Airplanes feature inflated tires that are able to absorb the shock of landing on a runway. Unlike the tires on cars and trucks, though, they aren’t inflated with air.
Most airplanes feature nitrogen-inflated tires. Nitrogen gas is pumped into the tires until a specific pounds per square (PSI) of pressure is reached. Whether narrow-body or wide-body, nearly all airplanes have nitrogen-inflated tires. Nitrogen offers several benefits when used to fill airplane tires.
Keeps Out Moisture
Nitrogen keeps moisture out of airplane tires. Regular atmospheric air contains moisture. If used to fill airplane tires, air will introduce moisture. Moisture will enter airplane tires where it causes other problems. Filling airplane tires with nitrogen prevents moisture from entering them.
Protects Against Corrosion

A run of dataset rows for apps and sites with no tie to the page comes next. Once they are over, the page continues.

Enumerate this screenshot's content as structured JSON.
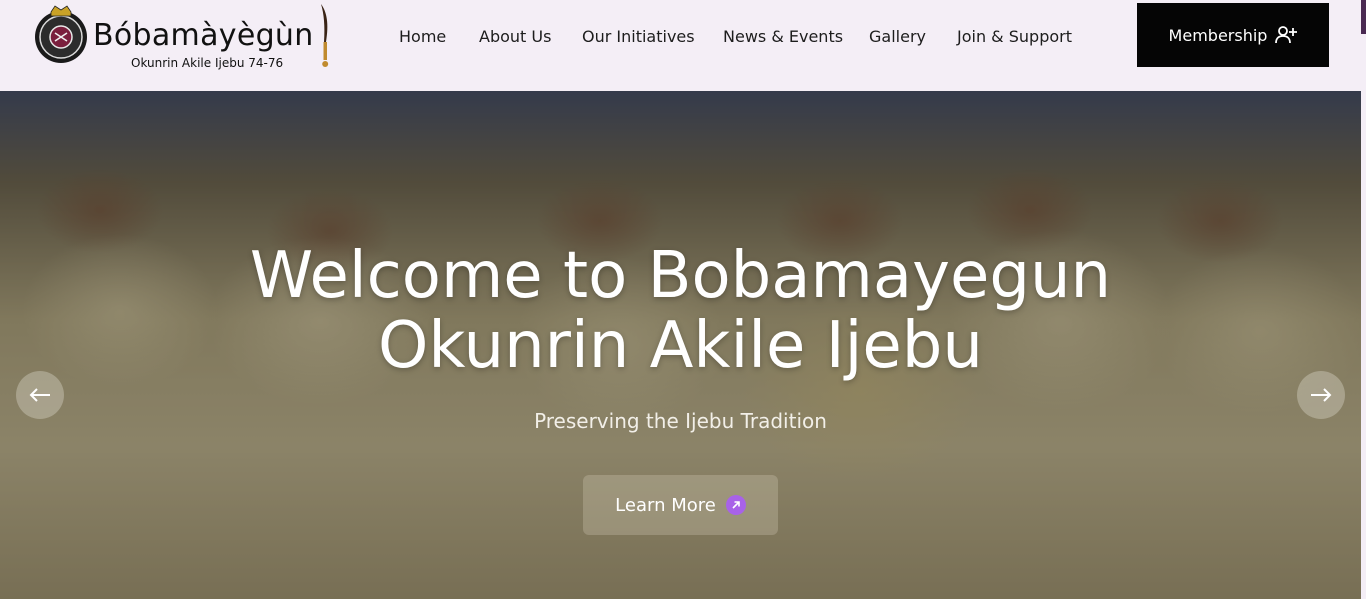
{
  "brand": {
    "name": "Bóbamàyègùn",
    "subtitle": "Okunrin Akile Ijebu 74-76"
  },
  "nav": {
    "items": [
      {
        "label": "Home"
      },
      {
        "label": "About Us"
      },
      {
        "label": "Our Initiatives"
      },
      {
        "label": "News & Events"
      },
      {
        "label": "Gallery"
      },
      {
        "label": "Join & Support"
      }
    ]
  },
  "membership": {
    "label": "Membership",
    "icon": "user-plus-icon"
  },
  "hero": {
    "title_line1": "Welcome to Bobamayegun",
    "title_line2": "Okunrin Akile Ijebu",
    "subtitle": "Preserving the Ijebu Tradition",
    "cta_label": "Learn More",
    "cta_icon": "arrow-up-right-icon",
    "prev_icon": "arrow-left-icon",
    "next_icon": "arrow-right-icon"
  },
  "colors": {
    "header_bg": "#f4eef6",
    "button_dark": "#050505",
    "accent_purple": "#a862e8"
  }
}
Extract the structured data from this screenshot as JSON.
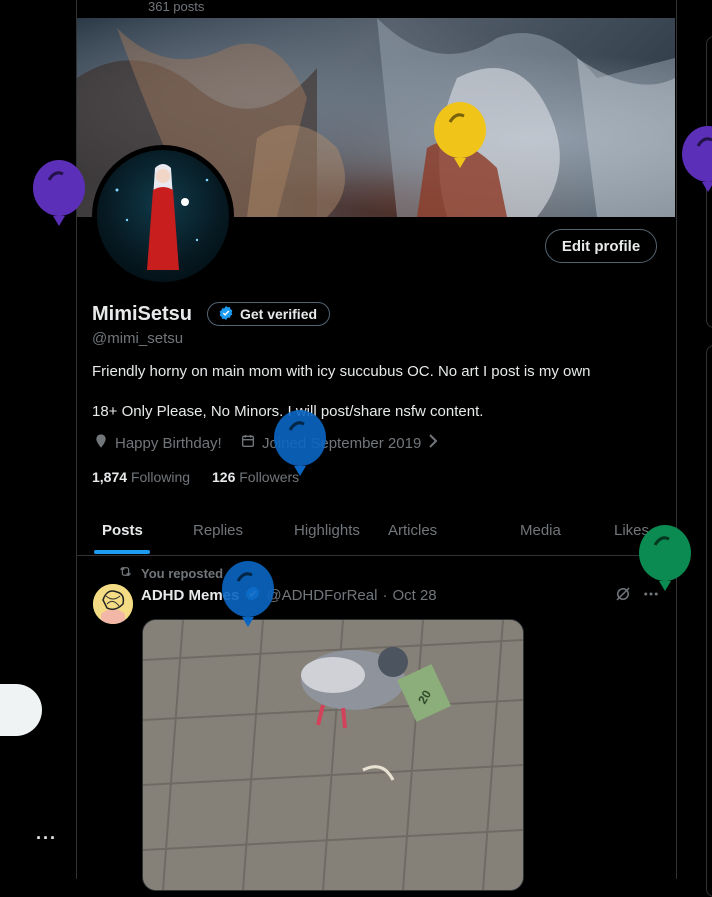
{
  "header": {
    "posts_count": "361 posts"
  },
  "profile": {
    "display_name": "MimiSetsu",
    "verify_label": "Get verified",
    "handle": "@mimi_setsu",
    "edit_label": "Edit profile",
    "bio_line1": "Friendly horny on main mom with icy succubus OC. No art I post is my own",
    "bio_line2": "18+ Only Please, No Minors. I will post/share nsfw content.",
    "birthday": "Happy Birthday!",
    "joined": "Joined September 2019",
    "following_count": "1,874",
    "following_label": "Following",
    "followers_count": "126",
    "followers_label": "Followers"
  },
  "tabs": [
    "Posts",
    "Replies",
    "Highlights",
    "Articles",
    "Media",
    "Likes"
  ],
  "post": {
    "repost_label": "You reposted",
    "author_name": "ADHD Memes",
    "author_handle": "@ADHDForReal",
    "separator": "·",
    "date": "Oct 28",
    "media_caption": "20"
  },
  "nav": {
    "more_label": "···"
  },
  "colors": {
    "accent": "#1d9bf0",
    "muted_text": "#71767b",
    "border": "#2f3336",
    "balloon_purple": "#5b2fb8",
    "balloon_yellow": "#f0c419",
    "balloon_blue": "#0a66c2",
    "balloon_green": "#0b8a52"
  },
  "icons": {
    "verified": "verified-badge-icon",
    "balloon": "balloon-icon",
    "calendar": "calendar-icon",
    "location": "location-pin-icon",
    "repost": "repost-icon",
    "grok": "grok-icon",
    "more": "more-icon"
  }
}
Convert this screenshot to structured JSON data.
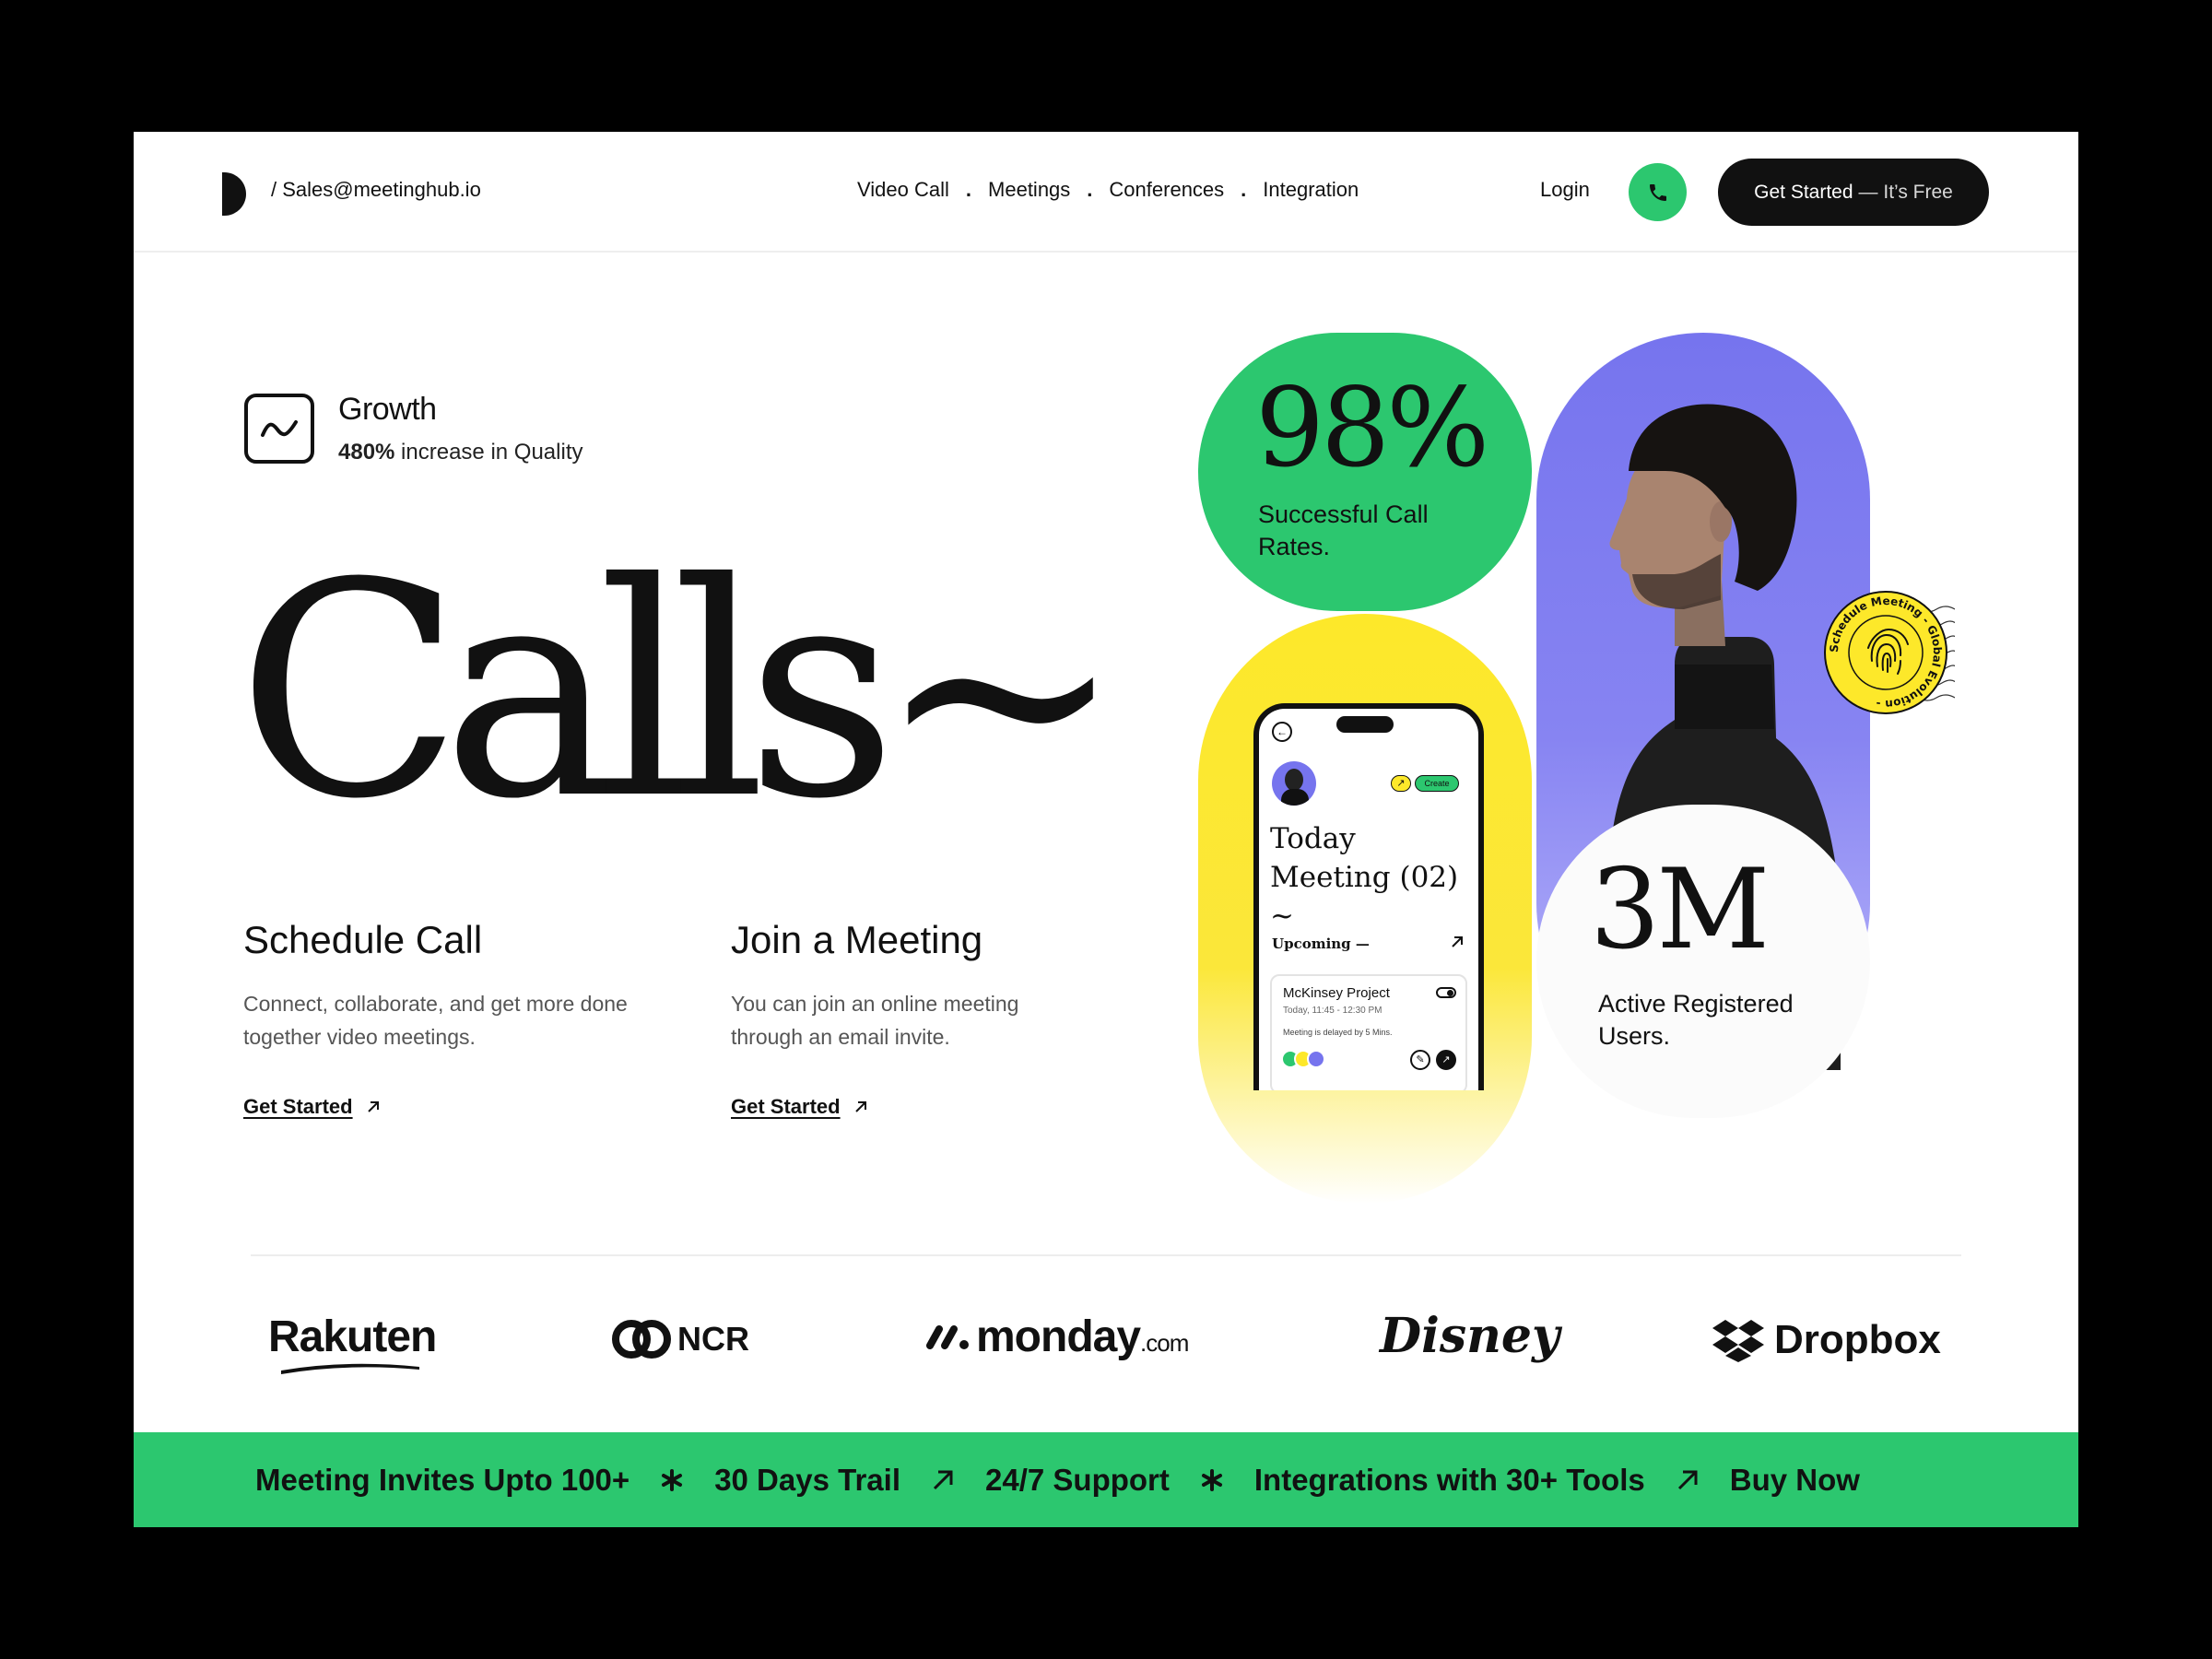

Because it keeps out moisture, nitrogen protects airplane tires against corrosion. Airplane tires can succumb to corrosion. Moisture will facilitate oxidation within airplane tires, thus causing them to corrode from the inside out.
Assuming it’s pure, nitrogen won’t contain any moisture. Therefore, it protects airplane tires against corrosion. Airplane tires are sealed. They can be pumped with nitrogen without introducing moisture. And with nitrogen, corrosion isn’t a concern.
Promotes Consistent Pressure
Another reason nitrogen is used to fill airplane tires is because it promotes consistent pressure. The pressure of an airplane’s tires may vary depending on the altitude. As the airplane ascends, the pressure of its tires may change. This is due mostly to the moisture vapor freezing. The moisture vapor inside of the tires will freeze, thereby creating inconsistent pressure.
Nitrogen doesn’t contain moisture, so it promotes consistent pressure. Airplane tires filled with nitrogen may experience some minor fluctuations in tire pressure, but the PSI will remain relatively stable.
It’s also worth noting that nitrogen is a nonflammable gas. Pure oxygen can be moisture-free as well, but oxygen is a highly flammable gas. When exposed to a heat source, it can ignite. If this ignition occurs inside of a tire, it may cause the tire to explode.
Nitrogen offers a safe and effective alternative to oxygen. As a nonflammable gas, it won’t ignite when exposed to a heat source.
Since the late 1980s, the U.S. Federal Aviation Administration (FAA) has required commercial airplanes to use nitrogen in their tires rather than air or oxygen. Nitrogen keeps out moisture, protects against corrosion, promotes consistent pressure and is nonflammable.